*PROBLEM STATEMENT*:
When a line of the listing below has the string "title" in it, copy that line.

*EXCERPTED DATA*:
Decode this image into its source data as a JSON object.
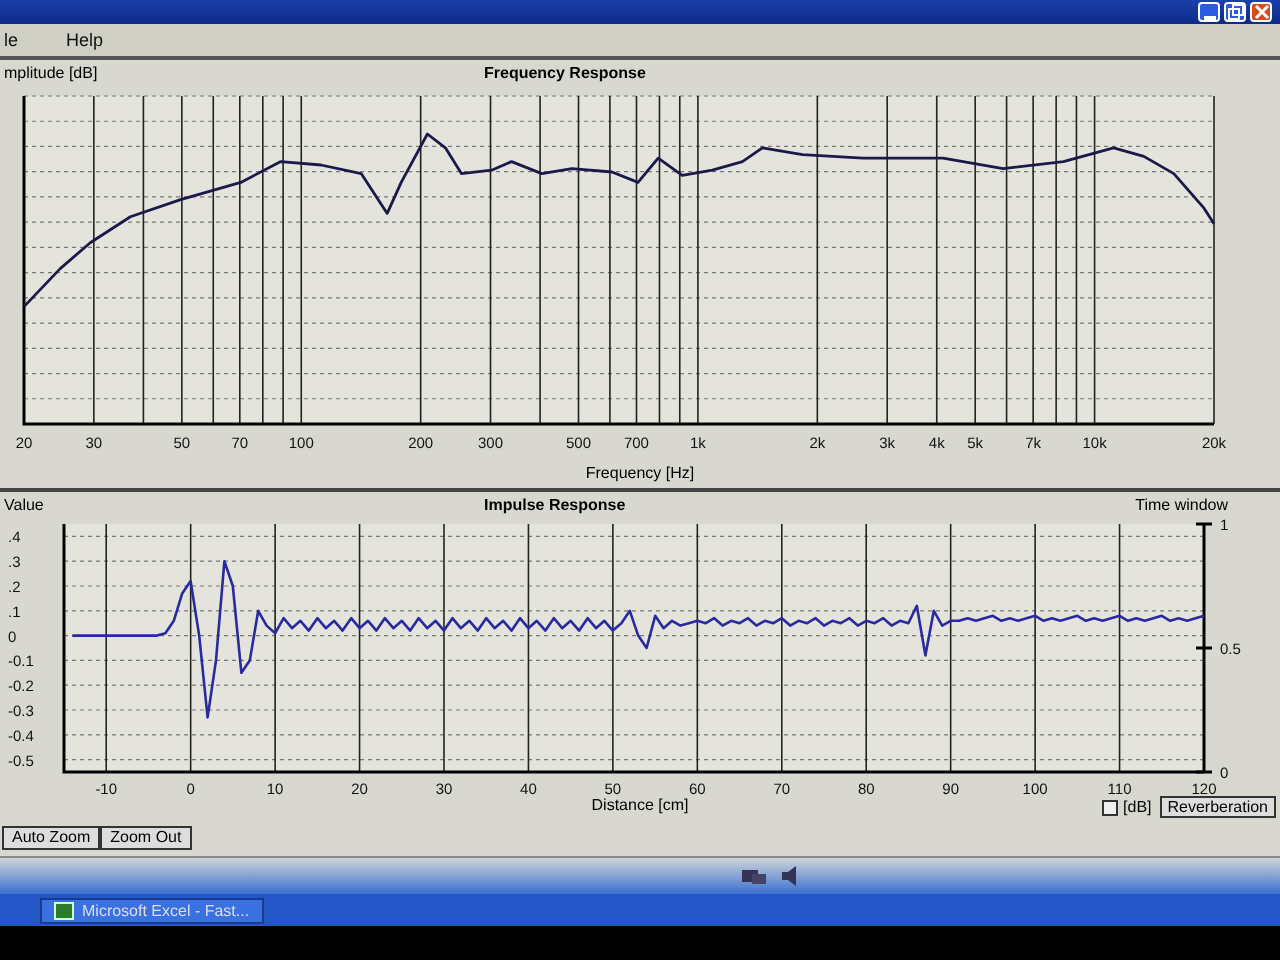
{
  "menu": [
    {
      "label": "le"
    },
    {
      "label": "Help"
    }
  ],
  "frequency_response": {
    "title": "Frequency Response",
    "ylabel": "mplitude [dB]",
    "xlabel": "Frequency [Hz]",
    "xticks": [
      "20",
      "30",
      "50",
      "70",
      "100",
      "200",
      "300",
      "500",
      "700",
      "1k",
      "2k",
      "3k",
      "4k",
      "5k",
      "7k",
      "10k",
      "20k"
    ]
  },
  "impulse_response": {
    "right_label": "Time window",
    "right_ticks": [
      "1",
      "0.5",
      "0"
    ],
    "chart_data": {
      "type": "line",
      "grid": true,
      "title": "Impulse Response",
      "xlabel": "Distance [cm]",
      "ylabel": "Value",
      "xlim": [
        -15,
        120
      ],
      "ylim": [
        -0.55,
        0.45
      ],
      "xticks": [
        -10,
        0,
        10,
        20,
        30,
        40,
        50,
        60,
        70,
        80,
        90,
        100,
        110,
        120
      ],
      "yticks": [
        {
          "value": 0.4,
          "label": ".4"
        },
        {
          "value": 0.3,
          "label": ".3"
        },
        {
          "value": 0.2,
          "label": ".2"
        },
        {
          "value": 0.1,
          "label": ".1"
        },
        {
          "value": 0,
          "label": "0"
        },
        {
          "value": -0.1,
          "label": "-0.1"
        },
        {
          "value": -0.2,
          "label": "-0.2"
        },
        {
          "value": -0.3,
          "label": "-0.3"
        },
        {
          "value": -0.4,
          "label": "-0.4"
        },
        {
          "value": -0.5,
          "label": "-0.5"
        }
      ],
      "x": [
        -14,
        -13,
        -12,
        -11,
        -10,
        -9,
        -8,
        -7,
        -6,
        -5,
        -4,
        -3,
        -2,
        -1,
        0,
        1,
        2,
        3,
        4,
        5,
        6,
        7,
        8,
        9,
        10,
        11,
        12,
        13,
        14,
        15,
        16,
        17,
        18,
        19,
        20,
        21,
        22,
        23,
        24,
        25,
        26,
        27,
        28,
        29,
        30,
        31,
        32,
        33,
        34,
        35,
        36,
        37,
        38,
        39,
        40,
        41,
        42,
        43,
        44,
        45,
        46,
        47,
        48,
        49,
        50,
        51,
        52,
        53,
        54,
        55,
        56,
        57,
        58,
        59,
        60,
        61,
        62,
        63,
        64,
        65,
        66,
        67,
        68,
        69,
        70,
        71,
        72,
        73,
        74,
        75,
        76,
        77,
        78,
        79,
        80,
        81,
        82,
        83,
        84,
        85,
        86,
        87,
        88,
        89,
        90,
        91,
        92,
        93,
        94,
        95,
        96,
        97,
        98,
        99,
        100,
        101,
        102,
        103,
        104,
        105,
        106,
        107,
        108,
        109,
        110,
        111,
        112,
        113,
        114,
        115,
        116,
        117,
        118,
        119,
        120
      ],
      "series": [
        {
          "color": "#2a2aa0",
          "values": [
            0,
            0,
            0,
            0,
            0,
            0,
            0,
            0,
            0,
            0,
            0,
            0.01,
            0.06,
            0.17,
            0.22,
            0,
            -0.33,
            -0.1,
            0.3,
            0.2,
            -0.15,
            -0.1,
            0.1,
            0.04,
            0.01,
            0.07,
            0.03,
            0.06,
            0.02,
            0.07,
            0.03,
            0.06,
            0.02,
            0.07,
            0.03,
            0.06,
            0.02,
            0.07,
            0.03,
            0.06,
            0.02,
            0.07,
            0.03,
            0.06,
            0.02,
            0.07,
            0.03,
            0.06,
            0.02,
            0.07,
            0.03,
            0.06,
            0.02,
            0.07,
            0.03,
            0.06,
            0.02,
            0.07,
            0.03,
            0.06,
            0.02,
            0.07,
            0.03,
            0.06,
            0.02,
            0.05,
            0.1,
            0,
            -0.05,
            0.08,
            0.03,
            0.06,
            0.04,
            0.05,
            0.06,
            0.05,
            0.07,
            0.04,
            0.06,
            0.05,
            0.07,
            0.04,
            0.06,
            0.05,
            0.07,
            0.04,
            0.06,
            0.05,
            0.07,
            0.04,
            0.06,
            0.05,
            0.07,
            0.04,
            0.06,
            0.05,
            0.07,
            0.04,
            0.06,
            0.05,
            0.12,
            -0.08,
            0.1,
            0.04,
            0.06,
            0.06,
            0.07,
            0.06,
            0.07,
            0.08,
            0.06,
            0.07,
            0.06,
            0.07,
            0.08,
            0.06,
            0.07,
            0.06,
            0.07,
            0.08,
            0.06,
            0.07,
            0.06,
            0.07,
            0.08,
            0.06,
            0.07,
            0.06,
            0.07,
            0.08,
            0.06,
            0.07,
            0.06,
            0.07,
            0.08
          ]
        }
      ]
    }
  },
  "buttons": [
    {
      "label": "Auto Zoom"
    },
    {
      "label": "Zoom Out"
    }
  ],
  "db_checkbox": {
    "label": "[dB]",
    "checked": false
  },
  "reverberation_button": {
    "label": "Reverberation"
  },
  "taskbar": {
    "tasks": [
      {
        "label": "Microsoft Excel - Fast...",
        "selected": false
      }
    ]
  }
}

*ANSWER FOR THIS EXERCISE*:
    "title": "Frequency Response",
      "title": "Impulse Response",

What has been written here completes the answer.